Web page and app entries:
§ §

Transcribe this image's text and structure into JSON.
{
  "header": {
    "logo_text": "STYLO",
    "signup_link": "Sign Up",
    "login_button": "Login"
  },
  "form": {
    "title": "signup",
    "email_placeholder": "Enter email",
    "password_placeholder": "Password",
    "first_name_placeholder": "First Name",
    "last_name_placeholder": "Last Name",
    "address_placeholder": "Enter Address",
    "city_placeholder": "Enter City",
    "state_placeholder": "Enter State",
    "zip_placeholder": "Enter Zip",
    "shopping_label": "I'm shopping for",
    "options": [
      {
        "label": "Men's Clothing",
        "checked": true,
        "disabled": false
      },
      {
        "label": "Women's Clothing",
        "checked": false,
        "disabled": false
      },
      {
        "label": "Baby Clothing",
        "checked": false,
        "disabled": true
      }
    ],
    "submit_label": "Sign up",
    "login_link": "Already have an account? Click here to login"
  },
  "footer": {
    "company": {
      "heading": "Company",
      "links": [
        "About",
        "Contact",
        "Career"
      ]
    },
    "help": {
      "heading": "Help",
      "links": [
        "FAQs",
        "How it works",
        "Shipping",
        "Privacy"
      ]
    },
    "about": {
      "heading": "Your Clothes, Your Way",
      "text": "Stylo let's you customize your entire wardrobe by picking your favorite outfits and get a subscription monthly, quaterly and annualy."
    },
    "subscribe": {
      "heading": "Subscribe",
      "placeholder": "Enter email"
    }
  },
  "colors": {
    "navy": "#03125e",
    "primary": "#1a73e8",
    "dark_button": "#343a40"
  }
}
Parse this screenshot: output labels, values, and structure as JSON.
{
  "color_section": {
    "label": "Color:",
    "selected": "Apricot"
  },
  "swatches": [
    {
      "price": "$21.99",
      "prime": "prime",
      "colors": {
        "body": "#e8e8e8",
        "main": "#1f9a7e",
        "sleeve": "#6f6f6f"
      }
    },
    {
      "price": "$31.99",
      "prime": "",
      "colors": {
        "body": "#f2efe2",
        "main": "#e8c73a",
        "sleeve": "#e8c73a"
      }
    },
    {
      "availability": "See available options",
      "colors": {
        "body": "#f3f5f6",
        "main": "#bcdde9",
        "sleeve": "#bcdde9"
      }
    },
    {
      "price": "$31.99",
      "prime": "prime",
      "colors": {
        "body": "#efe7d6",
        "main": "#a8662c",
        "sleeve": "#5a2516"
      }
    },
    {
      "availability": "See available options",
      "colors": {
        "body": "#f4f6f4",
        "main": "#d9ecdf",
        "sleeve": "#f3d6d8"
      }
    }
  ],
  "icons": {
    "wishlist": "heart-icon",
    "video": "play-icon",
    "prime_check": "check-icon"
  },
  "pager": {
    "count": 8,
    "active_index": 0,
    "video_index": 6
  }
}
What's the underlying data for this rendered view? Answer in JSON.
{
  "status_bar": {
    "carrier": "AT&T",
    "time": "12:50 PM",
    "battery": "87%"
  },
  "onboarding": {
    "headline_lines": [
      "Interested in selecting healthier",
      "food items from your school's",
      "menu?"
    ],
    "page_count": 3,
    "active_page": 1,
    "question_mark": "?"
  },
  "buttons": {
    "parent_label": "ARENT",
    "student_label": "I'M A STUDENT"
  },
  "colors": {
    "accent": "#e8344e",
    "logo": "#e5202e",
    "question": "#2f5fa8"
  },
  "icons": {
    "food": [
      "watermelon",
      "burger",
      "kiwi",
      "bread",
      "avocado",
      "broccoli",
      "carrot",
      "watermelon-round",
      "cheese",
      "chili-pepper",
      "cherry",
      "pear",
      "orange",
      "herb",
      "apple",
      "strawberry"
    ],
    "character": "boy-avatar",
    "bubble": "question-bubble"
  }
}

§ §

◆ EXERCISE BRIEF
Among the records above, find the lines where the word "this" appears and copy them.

◆ YOUR SOLUTION
Transcribe this image's text and structure into JSON.
Parse this screenshot: output labels, values, and structure as JSON.
What's the underlying data for this rendered view? Answer in JSON.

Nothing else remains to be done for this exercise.